Pros: Up to 97 percent effective for protecting lodgepole pines; EPA-registered and extensively tested
Cons: Should not be used near riparian areas; best for use on select trees (as opposed to stand-level applications)
MPB Treatment: Dinotefuran, Imidacloprid, Emamectin Benzoate
Brand/Common Name: Safari®, Marathon®, Proclain®
Type: Chemical – Insecticide, Soil Treatment or Trunk Injection
Pros: Powerful insecticides
Cons: Not tested directly on MPB; may require multiple applications; may kill other insect species; not approved for use on some conifers
MPB Treatment: Verbenone
Brand/Common Name: Beetle Block®, Hercon®
Type: Chemical – Pheromone
Pros: Effective for large stands and individual trees; demonstrated success in lodgepole pines with low MPB populations
Cons: Poor success in lodgepole pines with high MPB populations
MPB Treatment: Microbial Sprays
Brand/Common Name: Nationwide Organics
Cons: Not tested on MPB; little product information; ingredients not disclosed
MPB Treatment: Colloidal Chitosan
Brand/Common Name: AgriHouse ODC™, YEA®
Type: Organic Disease Control (ODC)
Pros: Improves tree vigor and defense mechanisms (i.e., resin production) in some pine species; natural
Cons: Not tested directly for impacts on MPB; not tested in lodgepole or ponderosa pines; may require multiple applications
CSFS Forest Entomologist Sky Stephens says that landowners should consult with a CSFS forester prior to selecting or administering any mountain pine beetle treatment to determine which product best meets the individual’s management objectives. She also suggests that landowners follow all product label instructions and warnings, and recommends using licensed pesticide applicators to apply chemical products.

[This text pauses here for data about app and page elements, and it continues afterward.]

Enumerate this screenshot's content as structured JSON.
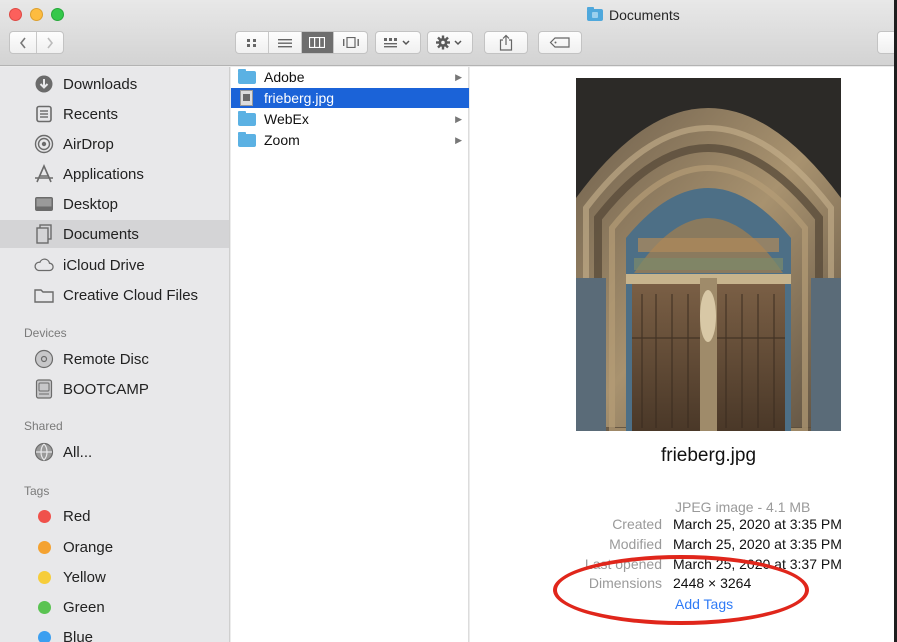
{
  "window": {
    "title": "Documents",
    "accent": "#1b63d8"
  },
  "toolbar": {
    "back_icon": "chevron-left-icon",
    "forward_icon": "chevron-right-icon",
    "view_modes": [
      "icon-view",
      "list-view",
      "column-view",
      "gallery-view"
    ],
    "selected_view": "column-view",
    "group_icon": "group-by-icon",
    "action_icon": "gear-icon",
    "share_icon": "share-icon",
    "tag_icon": "tag-icon"
  },
  "sidebar": {
    "favorites": [
      {
        "label": "Downloads",
        "icon": "download-icon"
      },
      {
        "label": "Recents",
        "icon": "recents-icon"
      },
      {
        "label": "AirDrop",
        "icon": "airdrop-icon"
      },
      {
        "label": "Applications",
        "icon": "applications-icon"
      },
      {
        "label": "Desktop",
        "icon": "desktop-icon"
      },
      {
        "label": "Documents",
        "icon": "documents-icon",
        "selected": true
      },
      {
        "label": "iCloud Drive",
        "icon": "cloud-icon"
      },
      {
        "label": "Creative Cloud Files",
        "icon": "folder-icon"
      }
    ],
    "devices_header": "Devices",
    "devices": [
      {
        "label": "Remote Disc",
        "icon": "disc-icon"
      },
      {
        "label": "BOOTCAMP",
        "icon": "drive-icon"
      }
    ],
    "shared_header": "Shared",
    "shared": [
      {
        "label": "All...",
        "icon": "network-icon"
      }
    ],
    "tags_header": "Tags",
    "tags": [
      {
        "label": "Red",
        "color": "#f0514b"
      },
      {
        "label": "Orange",
        "color": "#f4a231"
      },
      {
        "label": "Yellow",
        "color": "#f6cd3b"
      },
      {
        "label": "Green",
        "color": "#5ac352"
      },
      {
        "label": "Blue",
        "color": "#3c9ff0"
      }
    ]
  },
  "column1": {
    "items": [
      {
        "name": "Adobe",
        "kind": "folder",
        "has_children": true
      },
      {
        "name": "frieberg.jpg",
        "kind": "file",
        "selected": true
      },
      {
        "name": "WebEx",
        "kind": "folder",
        "has_children": true
      },
      {
        "name": "Zoom",
        "kind": "folder",
        "has_children": true
      }
    ]
  },
  "preview": {
    "file_name": "frieberg.jpg",
    "kind": "JPEG image - 4.1 MB",
    "created_label": "Created",
    "created_value": "March 25, 2020 at 3:35 PM",
    "modified_label": "Modified",
    "modified_value": "March 25, 2020 at 3:35 PM",
    "last_opened_label": "Last opened",
    "last_opened_value": "March 25, 2020 at 3:37 PM",
    "dimensions_label": "Dimensions",
    "dimensions_value": "2448 × 3264",
    "add_tags": "Add Tags",
    "annotation_color": "#e0261b"
  }
}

More information about protecting pine trees from mountain pine beetle infestation is available at local CSFS district offices. To read the full product overview, go to http://csfs.colostate.edu/pdfs/mpb-prevention-products.pdf.